Under the negotiations, the term “variable geometry” implies that while EAC was to negotiate as a bloc, both sides acknowledge that there may be differences, some irreconcilable, among the member states and that such should not delay implementation as long as there are mechanisms to iron them out.

As such, it allows one or more member states wishing to pursue a given goal to do so while allowing those opposed to hold back for a possible solution in the future.

Under EPAs, EAC member states stand to gain duty-free access to the EU market for their produce while partially and gradually allowing EU imports into their territory “taking full account of the differences in levels of development between the EAC and the EU”.

But while Kenya and Rwanda signed on the agreement, Uganda, Tanzania and Burundi have been reluctant to do so.

Tanzania had cited uncertainties relating to Brexit (given that UK was initially part of the EU) as well as a threat to nascent industries in the EAC.

Foreign Affairs Director of Economic Affairs Johnson Weru told the Nation that the decision to move ahead will not affect the integration momentum since it is only one aspect of the community.

“The clock was ticking and we had spent a significant amount of time negotiating. That is why it was agreed at the political level that we can proceed. It means we can now apply for the funds as provided for in Article 75 of the agreement,” the diplomat told the Nation.

“There is no threat on integration because variable geometry is an implementation tool and it will not be the first time it has been used in the EAC,” added the official, referring to the Northern Corridor Initiative where Kenya, Uganda, Rwanda and South Sudan have in the past agreed on joint infrastructure projects, as well as the admission to the EAC of Rwanda and Burundi, nearly ten years after the EAC Protocol was signed.

On Thursday, Kenya said it expects to legally access a portion of the € 40billion (Sh4.6 trillion) available under EPAs to develop priority areas listed in the set of agreements.

These include infrastructure, green energy, agriculture and market access, establishment of disease-free zones, blue economy, water resource management, technical and vocational training, training of farmers, customs/border management and private sector development.

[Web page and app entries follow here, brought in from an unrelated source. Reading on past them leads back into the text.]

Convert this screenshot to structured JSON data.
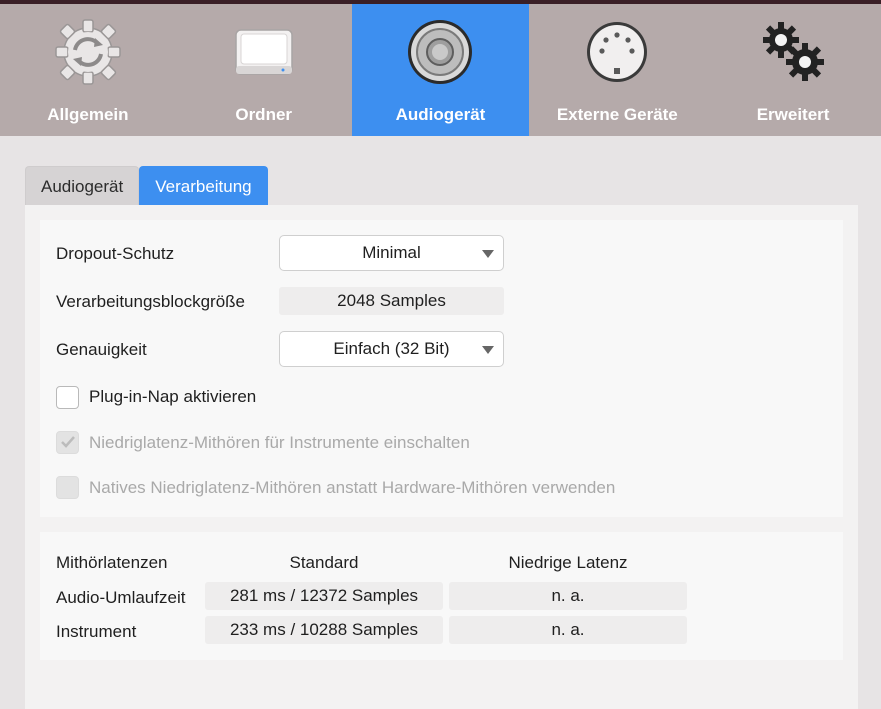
{
  "toolbar": {
    "items": [
      {
        "label": "Allgemein",
        "icon": "sync-gear-icon",
        "active": false
      },
      {
        "label": "Ordner",
        "icon": "drive-icon",
        "active": false
      },
      {
        "label": "Audiogerät",
        "icon": "speaker-icon",
        "active": true
      },
      {
        "label": "Externe Geräte",
        "icon": "midi-connector-icon",
        "active": false
      },
      {
        "label": "Erweitert",
        "icon": "gears-icon",
        "active": false
      }
    ],
    "accent": "#3d8ff0"
  },
  "tabs": [
    {
      "label": "Audiogerät",
      "active": false
    },
    {
      "label": "Verarbeitung",
      "active": true
    }
  ],
  "processing": {
    "dropout_label": "Dropout-Schutz",
    "dropout_value": "Minimal",
    "blocksize_label": "Verarbeitungsblockgröße",
    "blocksize_value": "2048 Samples",
    "precision_label": "Genauigkeit",
    "precision_value": "Einfach (32 Bit)",
    "checkboxes": [
      {
        "label": "Plug-in-Nap aktivieren",
        "checked": false,
        "enabled": true
      },
      {
        "label": "Niedriglatenz-Mithören für Instrumente einschalten",
        "checked": true,
        "enabled": false
      },
      {
        "label": "Natives Niedriglatenz-Mithören anstatt Hardware-Mithören verwenden",
        "checked": false,
        "enabled": false
      }
    ]
  },
  "latency": {
    "header": "Mithörlatenzen",
    "col_standard": "Standard",
    "col_low": "Niedrige Latenz",
    "rows": [
      {
        "label": "Audio-Umlaufzeit",
        "standard": "281 ms / 12372 Samples",
        "low": "n. a."
      },
      {
        "label": "Instrument",
        "standard": "233 ms / 10288 Samples",
        "low": "n. a."
      }
    ]
  }
}
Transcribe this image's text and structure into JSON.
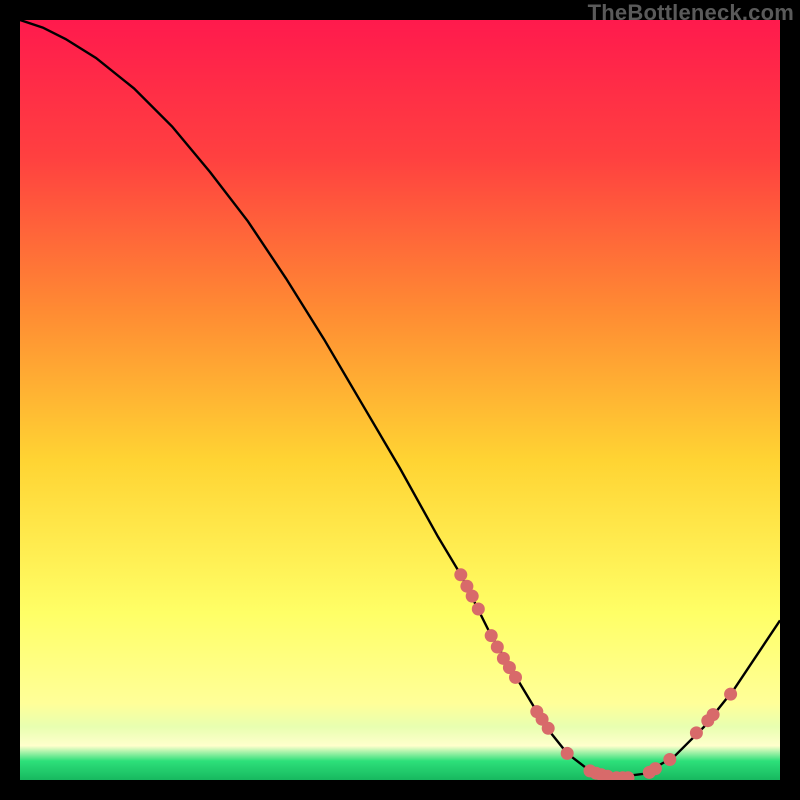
{
  "watermark": "TheBottleneck.com",
  "colors": {
    "bg_black": "#000000",
    "grad_top": "#ff1a4d",
    "grad_mid1": "#ff6a33",
    "grad_mid2": "#ffcc33",
    "grad_low": "#ffff66",
    "grad_band": "#ffff99",
    "grad_green": "#2de07a",
    "curve": "#000000",
    "dot": "#d86a6a"
  },
  "chart_data": {
    "type": "line",
    "title": "",
    "xlabel": "",
    "ylabel": "",
    "xlim": [
      0,
      100
    ],
    "ylim": [
      0,
      100
    ],
    "curve": {
      "name": "bottleneck-curve",
      "x": [
        0,
        3,
        6,
        10,
        15,
        20,
        25,
        30,
        35,
        40,
        45,
        50,
        55,
        58,
        60,
        62,
        65,
        68,
        70,
        72,
        75,
        78,
        82,
        86,
        90,
        94,
        98,
        100
      ],
      "y": [
        100,
        99,
        97.5,
        95,
        91,
        86,
        80,
        73.5,
        66,
        58,
        49.5,
        41,
        32,
        27,
        23,
        19,
        14,
        9,
        6,
        3.5,
        1.2,
        0.3,
        0.8,
        3,
        7,
        12,
        18,
        21
      ]
    },
    "dots": {
      "name": "data-points",
      "points": [
        {
          "x": 58.0,
          "y": 27.0
        },
        {
          "x": 58.8,
          "y": 25.5
        },
        {
          "x": 59.5,
          "y": 24.2
        },
        {
          "x": 60.3,
          "y": 22.5
        },
        {
          "x": 62.0,
          "y": 19.0
        },
        {
          "x": 62.8,
          "y": 17.5
        },
        {
          "x": 63.6,
          "y": 16.0
        },
        {
          "x": 64.4,
          "y": 14.8
        },
        {
          "x": 65.2,
          "y": 13.5
        },
        {
          "x": 68.0,
          "y": 9.0
        },
        {
          "x": 68.7,
          "y": 8.0
        },
        {
          "x": 69.5,
          "y": 6.8
        },
        {
          "x": 72.0,
          "y": 3.5
        },
        {
          "x": 75.0,
          "y": 1.2
        },
        {
          "x": 75.8,
          "y": 0.9
        },
        {
          "x": 76.5,
          "y": 0.7
        },
        {
          "x": 77.3,
          "y": 0.5
        },
        {
          "x": 78.5,
          "y": 0.3
        },
        {
          "x": 79.3,
          "y": 0.3
        },
        {
          "x": 80.0,
          "y": 0.3
        },
        {
          "x": 82.8,
          "y": 1.0
        },
        {
          "x": 83.6,
          "y": 1.5
        },
        {
          "x": 85.5,
          "y": 2.7
        },
        {
          "x": 89.0,
          "y": 6.2
        },
        {
          "x": 90.5,
          "y": 7.8
        },
        {
          "x": 91.2,
          "y": 8.6
        },
        {
          "x": 93.5,
          "y": 11.3
        }
      ]
    },
    "gradient_stops": [
      {
        "offset": 0.0,
        "color": "#ff1a4d"
      },
      {
        "offset": 0.18,
        "color": "#ff4040"
      },
      {
        "offset": 0.38,
        "color": "#ff8a33"
      },
      {
        "offset": 0.58,
        "color": "#ffd433"
      },
      {
        "offset": 0.78,
        "color": "#ffff66"
      },
      {
        "offset": 0.9,
        "color": "#ffff99"
      },
      {
        "offset": 0.93,
        "color": "#e8ffb0"
      },
      {
        "offset": 0.955,
        "color": "#ffffcc"
      },
      {
        "offset": 0.975,
        "color": "#2de07a"
      },
      {
        "offset": 1.0,
        "color": "#17b85f"
      }
    ]
  }
}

EAC countries had jointly negotiated the EPAs until 2014 but some countries cited provisions which they argued could injure their local industries.

The EU had insisted the agreement will be valid only if all five EAC countries signed it and argued there is no threat on nascent industries because the agreements allowed either side to reintroduce safeguards against flooding of goods.

Though Kenya could benefit more from the agreement by sustaining market for fresh flowers, the EU still sells more to the region than it buys from it.

In 2017, EU sold to EAC goods worth €3.6 billion (Sh417 billion) but bought goods worth €2.4 billion (Sh278 billion), leaving a balance of €1.2 billion (Sh139 billion).

Exports to the EU from EAC are mainly coffee, cut flowers, tea, tobacco, fish and vegetables.

Imports from the EU are mostly machinery and mechanical appliances, equipment and parts, vehicles and pharmaceutical products.

Kenya feels it is motivated to implement the agreement because it is the only country in the EAC which is considered above least developed countries, meaning it could suffer more were the EU to implement the tariffs.